Donald Trump today changed US policy, saying he’s not wed to a two-state resolution of the Israel-Palestine conflict. In his press conference with Israeli PM Benjamin Netanyahu, Trump said:
As far as settlements, I’d like to see you hold back on settlements for a little bit. We’ll work something out. But I would like to see a deal be made. I think a deal will be made. So I’m looking at two-state and one-state, and I like the one that both parties like. I’m very happy with the one that both parties like. I could live with either one.
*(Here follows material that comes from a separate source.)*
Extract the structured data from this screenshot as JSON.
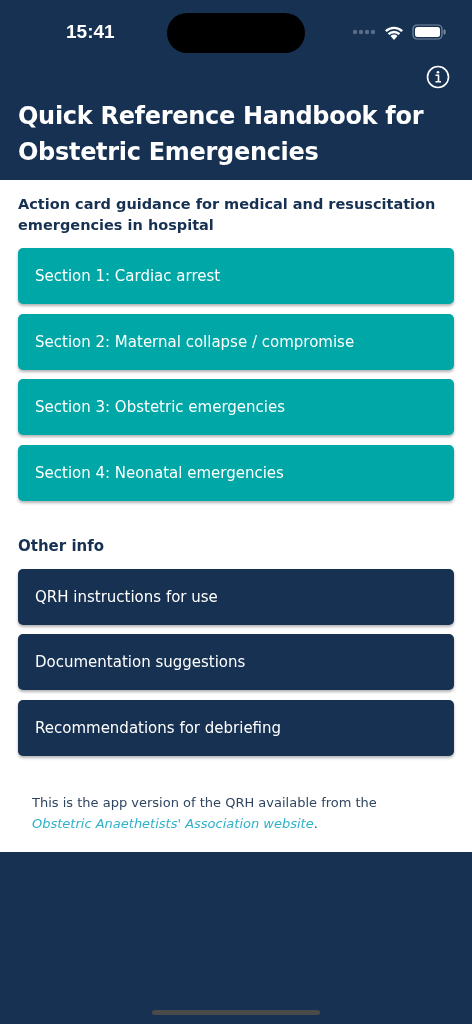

I thought for a while the two-state looked like it may be the easier of the two, but honestly, if Bibi and if the Palestinians, if Israel and the Palestinians are happy, I’m happy with the one they like the best. The Israelis are going to have to show some flexibility, which is hard, it’s hard to do… I think the Palestinians have to get rid of some of that hate…
The new reality is already being reflected in the media. The New York Times has a story up on the policy shift. “Trump, Meeting With Netanyahu, Backs Away From Palestinian State.”
On MSNBC, Cal Perry said the two-state solution had been U.S. policy “till this morning.”
Perry then posed important questions. If there’s one state, will Palestinians have “equal rights?” Will they have “citizenship” rights? Will they be drafted for the army? What will happen to their right of return as refugees? Will they be under civilian rule?
While Martin Fletcher asserted that if Israel and Palestine become one state, Israel will “never agree to one person, one vote.”
Also today, it was revealed that Mike Pompeo, the new director of the CIA, was in the West Bank last night, meeting with President Mahmoud Abbas– evidently preparing Palestinians for the news coming out of the White House today.
Many in the human rights community will welcome the end of a hypocritical period in which the U.S. maintained a two-state policy even as no viable state was possible in light of Israel colonization. Jamil Dakwar of the ACLU writes:
The 2-state solution has been long dead so the choice is between an apartheid colonial state or one democratic state with full equal rights.
While Yousef Munayyer crystallizes the moment, and the issues, for the Institute for Middle East Understanding:
“The comments by the Israeli Prime Minister and President Donald Trump today make one thing perfectly clear; the questions about one-state or two-states are dead and decided. There is and will be one state between the river and the sea encompassing millions of Israelis and Palestinians. The question now is what sort of state will that be, one of full equality or an Apartheid state. In his comments today, and in his policies, Netanyahu has made clear he will never support relinquishing control over the West Bank and favors perpetual occupation or Apartheid. For years the United States has supported this in its actions but opposed it in its words. Now President Trump has finally put America’s mouth where its money has been all these years.
“This is the clarifying moment we had been expecting. Now Americans must ask themselves what it is that they support, an exclusivist, ethno-nationalist, Apartheid state or freedom, justice and equality for all regardless to race, religion or ethnicity?
Diana Buttu of IMEU also heralds the new era of apartheid and resistance:
Israel’s apartheid regime will be challenged in the same way that South Africa’s was- by holding Israel accountable through boycotts, divestment and sanctions. Ultimately, as in South Africa, the outcome will be the same: equality for all. And no one should have a problem with that.
Mitchell Plitnick is also grim:
it is difficult indeed to fathom how things can improve for Israel, let alone for the Palestinians. Indeed, based on what we saw today, any movement from the already terrible status quo is almost certain to make matters worse.
Aaron David Miller’s head must be exploding.